Local processors of food products have been urged to reduce the importation of wheat and take up local flours as substitutes in order to address the rising prices of wheat and wheat products.
The call was made last Wednesday during a Private Sector Foundation Uganda (PSFU) dialogue held at Protea Hotel, Kololo in Kampala.
The meeting came at the time when wheat commodity prices have risen and continue to rise hence negatively impacting the lives of the population in form of high prices for financed products which have negatively impacted the confectionary and bakery industries.
Albeit, several opportunities for innovation, especially regarding domestic production of wheat or increased production of wheat flour substitutes such as cassava and matooke have been unveiled by the current challenges.
The ministries of Trade and Agriculture have all planned to support these innovations with requisite policies and incentives with several members of the business community, Lead firms, YAWs partners, and Government research firms discussing concrete and informative resolutions.
The Youth involved in cassava production and distribution have also been part of the discussions and the project aims to implement these deliberations together with the help of Government agencies.
Speaking during a panel discussion, Miss Allen Nsereko, a representative of Ntake Bakery which is one of the lead firms, pledged that they will reduce wheat imports and encourage domestic wheat production through a partnership with innovators on different blends of flour.
“Ntake Bakery recently thought of substituting wheat for other products but the problem is pricing,” Nsereko said.
She added: “The substitute should be cheaper than what is already being used. Why should wheat from Russia be cheaper than cassava in Uganda?”
The panel tasked to answer the question: “What more do we need to harness opportunities arising out of rising commodity prices of wheat to create jobs?” included; Bahati Joseph, the Deputy Director Presidential Initiative on Banana Industrial Development (PIBID), Matano Kodowa, the Managing Director of HotLoaf, Mrs Wanjira Kayuki Mulindwa, the Managing Director TUA and Mrs Rebecca Mugwanya, the Chief Executive Officer Orga.
“What is important in processing this product is to improve our quality. Right before we think of marketing it, we need to ensure that it’s of high quality,” Orga CEO Mugwanya told the panel.
“We are in this together. The most important aspect is that let’s work together.
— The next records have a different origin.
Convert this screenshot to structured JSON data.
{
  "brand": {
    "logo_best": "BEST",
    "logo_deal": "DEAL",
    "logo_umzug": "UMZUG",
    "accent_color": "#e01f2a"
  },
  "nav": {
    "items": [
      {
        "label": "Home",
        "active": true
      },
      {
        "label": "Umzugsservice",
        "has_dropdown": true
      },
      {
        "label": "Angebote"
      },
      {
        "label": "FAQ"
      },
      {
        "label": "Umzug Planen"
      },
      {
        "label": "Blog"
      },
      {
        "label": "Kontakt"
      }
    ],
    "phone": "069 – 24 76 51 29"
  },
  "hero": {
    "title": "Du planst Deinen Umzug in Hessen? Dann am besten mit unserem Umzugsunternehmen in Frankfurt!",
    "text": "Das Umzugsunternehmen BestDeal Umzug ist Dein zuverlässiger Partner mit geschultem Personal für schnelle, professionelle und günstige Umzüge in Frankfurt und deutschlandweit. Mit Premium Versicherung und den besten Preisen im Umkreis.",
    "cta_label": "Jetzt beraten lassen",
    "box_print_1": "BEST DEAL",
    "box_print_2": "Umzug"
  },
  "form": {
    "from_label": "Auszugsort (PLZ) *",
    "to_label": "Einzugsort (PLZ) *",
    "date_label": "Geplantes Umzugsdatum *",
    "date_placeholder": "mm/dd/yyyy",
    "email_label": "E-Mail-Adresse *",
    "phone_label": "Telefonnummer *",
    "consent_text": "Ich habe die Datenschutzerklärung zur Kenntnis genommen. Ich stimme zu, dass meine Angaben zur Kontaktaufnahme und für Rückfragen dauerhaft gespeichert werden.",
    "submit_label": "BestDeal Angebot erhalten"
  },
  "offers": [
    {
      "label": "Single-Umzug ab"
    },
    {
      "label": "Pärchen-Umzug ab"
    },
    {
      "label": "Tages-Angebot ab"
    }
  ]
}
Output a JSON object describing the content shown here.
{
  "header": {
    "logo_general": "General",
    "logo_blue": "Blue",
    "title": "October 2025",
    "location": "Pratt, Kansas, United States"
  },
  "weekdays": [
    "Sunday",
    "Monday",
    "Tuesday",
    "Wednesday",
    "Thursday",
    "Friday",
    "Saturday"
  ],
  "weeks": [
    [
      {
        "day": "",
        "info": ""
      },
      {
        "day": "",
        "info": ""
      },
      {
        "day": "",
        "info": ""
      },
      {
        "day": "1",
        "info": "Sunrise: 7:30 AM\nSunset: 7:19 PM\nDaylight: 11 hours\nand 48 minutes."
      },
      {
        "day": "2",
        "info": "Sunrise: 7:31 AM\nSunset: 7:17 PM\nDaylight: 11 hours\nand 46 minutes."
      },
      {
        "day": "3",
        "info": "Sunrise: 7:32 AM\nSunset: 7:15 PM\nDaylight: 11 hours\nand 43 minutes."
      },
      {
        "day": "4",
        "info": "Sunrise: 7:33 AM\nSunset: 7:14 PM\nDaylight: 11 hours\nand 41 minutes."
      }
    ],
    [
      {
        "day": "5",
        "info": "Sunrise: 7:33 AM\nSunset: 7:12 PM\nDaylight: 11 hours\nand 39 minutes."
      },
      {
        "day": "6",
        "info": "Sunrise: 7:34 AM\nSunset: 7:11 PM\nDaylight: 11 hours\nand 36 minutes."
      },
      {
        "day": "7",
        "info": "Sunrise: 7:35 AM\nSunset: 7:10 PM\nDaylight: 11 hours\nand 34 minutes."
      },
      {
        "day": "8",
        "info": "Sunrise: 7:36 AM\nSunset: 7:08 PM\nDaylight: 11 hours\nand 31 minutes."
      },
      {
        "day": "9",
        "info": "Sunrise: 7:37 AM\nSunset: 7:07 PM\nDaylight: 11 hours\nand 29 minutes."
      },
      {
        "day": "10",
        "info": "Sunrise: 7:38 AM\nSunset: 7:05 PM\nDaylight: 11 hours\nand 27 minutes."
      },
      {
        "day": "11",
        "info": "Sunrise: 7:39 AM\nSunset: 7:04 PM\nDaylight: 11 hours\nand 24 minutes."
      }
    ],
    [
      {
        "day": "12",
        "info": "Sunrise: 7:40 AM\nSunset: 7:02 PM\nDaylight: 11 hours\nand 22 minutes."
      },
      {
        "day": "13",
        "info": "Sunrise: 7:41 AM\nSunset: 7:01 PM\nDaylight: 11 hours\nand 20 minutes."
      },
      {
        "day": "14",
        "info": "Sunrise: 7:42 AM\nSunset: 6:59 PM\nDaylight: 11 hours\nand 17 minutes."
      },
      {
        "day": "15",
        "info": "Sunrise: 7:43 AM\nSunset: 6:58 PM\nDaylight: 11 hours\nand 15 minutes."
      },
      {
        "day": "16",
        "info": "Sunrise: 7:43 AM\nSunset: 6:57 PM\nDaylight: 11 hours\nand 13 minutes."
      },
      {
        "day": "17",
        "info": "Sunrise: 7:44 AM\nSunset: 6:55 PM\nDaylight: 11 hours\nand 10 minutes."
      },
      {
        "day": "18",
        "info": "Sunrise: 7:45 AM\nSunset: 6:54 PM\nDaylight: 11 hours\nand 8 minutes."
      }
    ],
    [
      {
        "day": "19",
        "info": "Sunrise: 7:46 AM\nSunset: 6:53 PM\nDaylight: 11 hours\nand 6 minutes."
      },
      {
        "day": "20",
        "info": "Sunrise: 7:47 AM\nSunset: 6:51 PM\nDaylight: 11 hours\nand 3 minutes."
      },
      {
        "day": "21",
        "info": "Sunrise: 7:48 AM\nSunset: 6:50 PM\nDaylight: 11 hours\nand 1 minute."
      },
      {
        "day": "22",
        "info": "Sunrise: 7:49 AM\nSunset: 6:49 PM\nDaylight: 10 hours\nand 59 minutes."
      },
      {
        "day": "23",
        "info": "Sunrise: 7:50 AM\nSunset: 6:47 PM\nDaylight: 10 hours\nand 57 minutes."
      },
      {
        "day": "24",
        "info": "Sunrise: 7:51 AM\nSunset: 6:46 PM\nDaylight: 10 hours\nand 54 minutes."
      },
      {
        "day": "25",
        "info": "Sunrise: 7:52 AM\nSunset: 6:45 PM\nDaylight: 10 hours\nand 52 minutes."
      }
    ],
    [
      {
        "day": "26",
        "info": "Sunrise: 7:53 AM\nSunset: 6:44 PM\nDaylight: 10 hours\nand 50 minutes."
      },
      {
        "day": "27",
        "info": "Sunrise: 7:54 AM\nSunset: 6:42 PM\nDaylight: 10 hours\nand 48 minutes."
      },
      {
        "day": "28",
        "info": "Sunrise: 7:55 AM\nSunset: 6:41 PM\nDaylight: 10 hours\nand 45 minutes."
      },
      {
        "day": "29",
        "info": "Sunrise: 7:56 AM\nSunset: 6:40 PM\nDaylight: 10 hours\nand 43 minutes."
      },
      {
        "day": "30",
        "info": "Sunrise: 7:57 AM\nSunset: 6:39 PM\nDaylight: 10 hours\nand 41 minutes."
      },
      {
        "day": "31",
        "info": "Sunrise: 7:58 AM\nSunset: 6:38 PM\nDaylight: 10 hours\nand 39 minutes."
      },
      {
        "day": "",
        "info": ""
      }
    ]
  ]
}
This is a call to bakers, we are here, call on us because Gluten Free is a good prospect for you,” she added.
On his part, HotLoaf MD Kodowa said the franchise program aims to support the youth but mostly women as we seek to have over 200 franchises across the country
“I would like to re-echo that HotLoaf Bakeries has an opportunity for the youth thanks to the support from PSFU.”
Sarah Kagingo, PSFU Board Member and Sector Chair-Professional Services, urged the government ministries and agencies to do more sensitization about their services to the Ugandans who need them.
“I have listened to fantastic ideas you have shared. Uganda is a cornerstone of policies that even countries around East Africa copy and paste Uganda policies. The issue is on implementation.”
She made a case for participation and standardization which, according to her, can be helpful to companies.
“When these companies grow and standardize, they may end up with surplus products that our local market cannot consume. So, we must come up with other markets in the region and the rest of the world. The reason we are here is to explore import replacement.”
“Before PSFU organizes these dialogues, what are you doing as the ministry of Trade to make sure people benefit from them?” she queried, adding, “You have guidelines on agriculture, why allow them to gather dust on your shelves? Share them with the public.”
In her parting remarks, Damali Ssali, PSFU Chief Programs and Projects Officer who represented the CEO, urged more discussions and noted that the next time, farmers attending would diversify the whole agenda and make it more interesting.
“It’s important that we have the farmers in the room so that we can understand the real problems. We need to have these dialogues more frequently and often but also in a more practical way,” she said.
“As PSFU, we are bridging the gap between the Private Sector and the Public Sector. We are in the middle trying to solve those problems and also bring together different players in the value chain such as millers, processors, producers and bakers.”
She added: “I want to thank the exhibitors for bringing their products out here and spending time with us to be part of these discussions.”